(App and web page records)
--------------------

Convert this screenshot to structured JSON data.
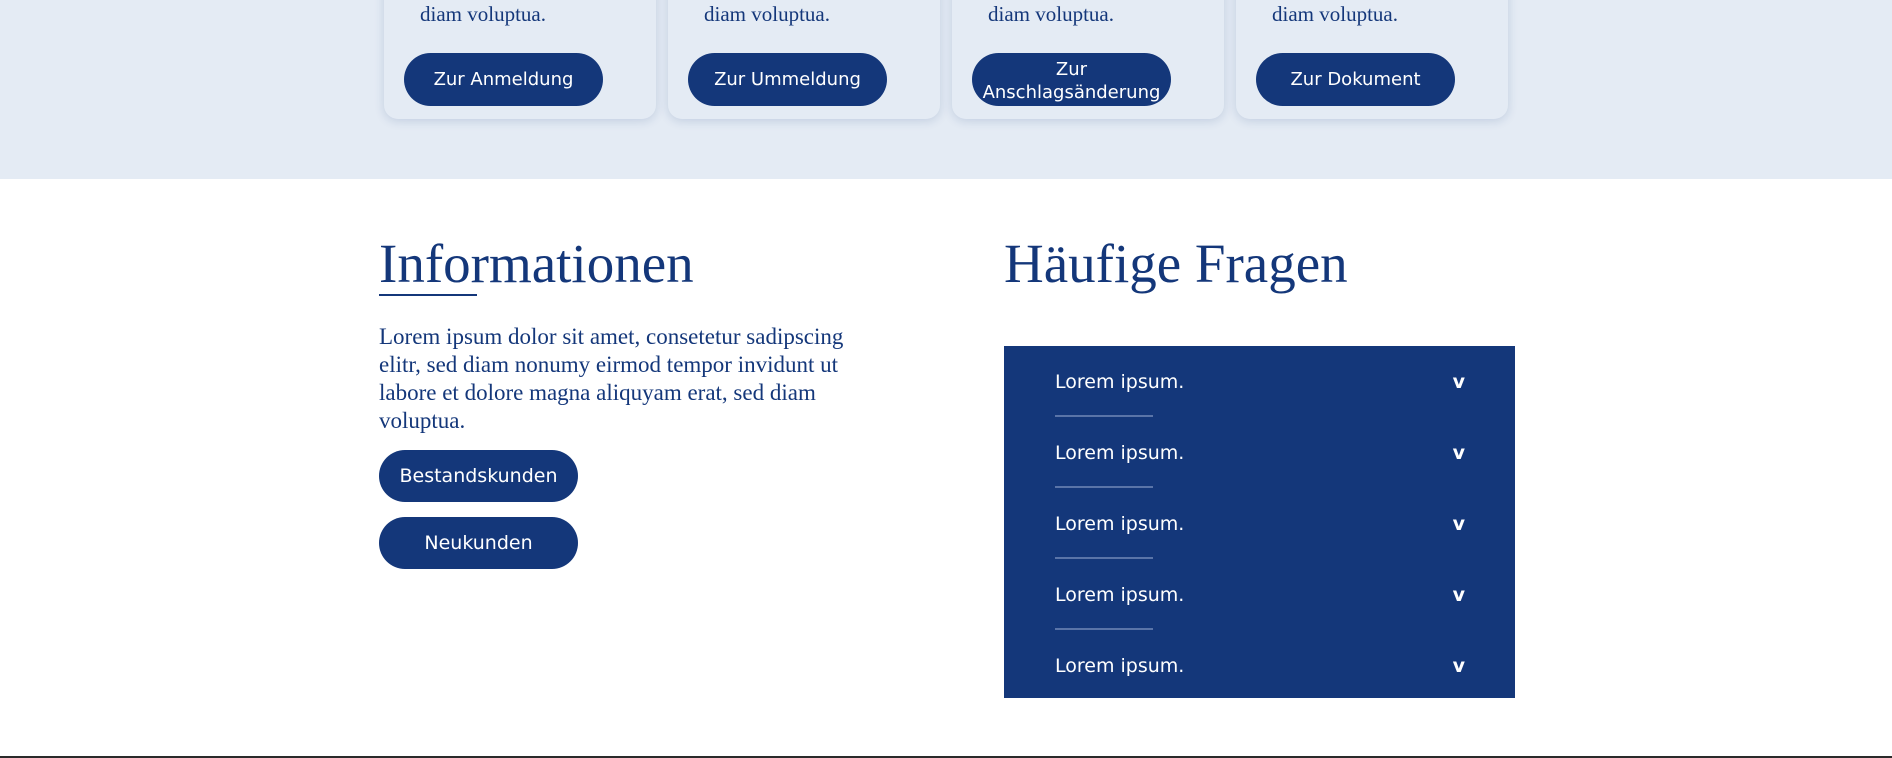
{
  "cards": [
    {
      "text": "diam voluptua.",
      "button": "Zur Anmeldung"
    },
    {
      "text": "diam voluptua.",
      "button": "Zur Ummeldung"
    },
    {
      "text": "diam voluptua.",
      "button_line1": "Zur",
      "button_line2": "Anschlagsänderung"
    },
    {
      "text": "diam voluptua.",
      "button": "Zur Dokument"
    }
  ],
  "info": {
    "title": "Informationen",
    "text": "Lorem ipsum dolor sit amet, consetetur sadipscing elitr, sed diam nonumy eirmod tempor invidunt ut labore et dolore magna aliquyam erat, sed diam voluptua.",
    "buttons": [
      "Bestandskunden",
      "Neukunden"
    ]
  },
  "faq": {
    "title": "Häufige Fragen",
    "chevron": "v",
    "items": [
      "Lorem ipsum.",
      "Lorem ipsum.",
      "Lorem ipsum.",
      "Lorem ipsum.",
      "Lorem ipsum."
    ]
  },
  "colors": {
    "brand": "#14377a",
    "band": "#e4ebf4",
    "white": "#ffffff"
  }
}
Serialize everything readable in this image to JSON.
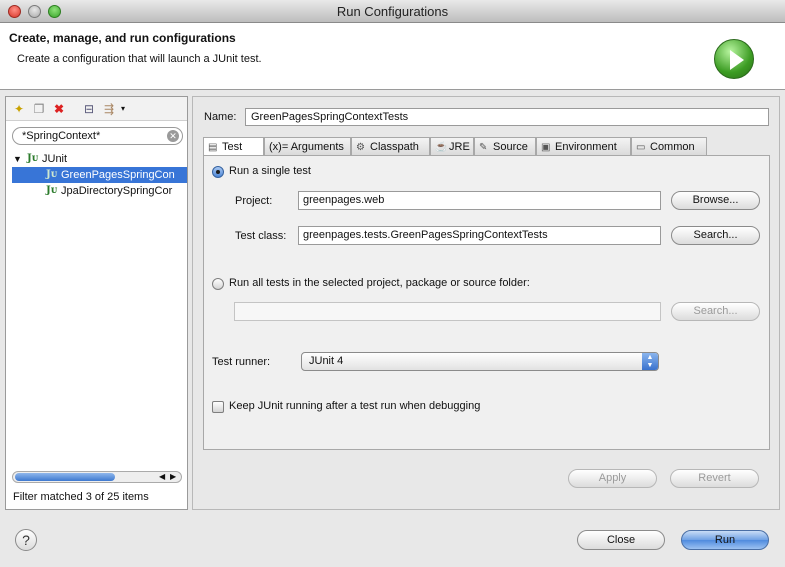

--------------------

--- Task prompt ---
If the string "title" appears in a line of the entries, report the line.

--- Result of the exercise ---
    "title": "Informationen",
    "title": "Häufige Fragen",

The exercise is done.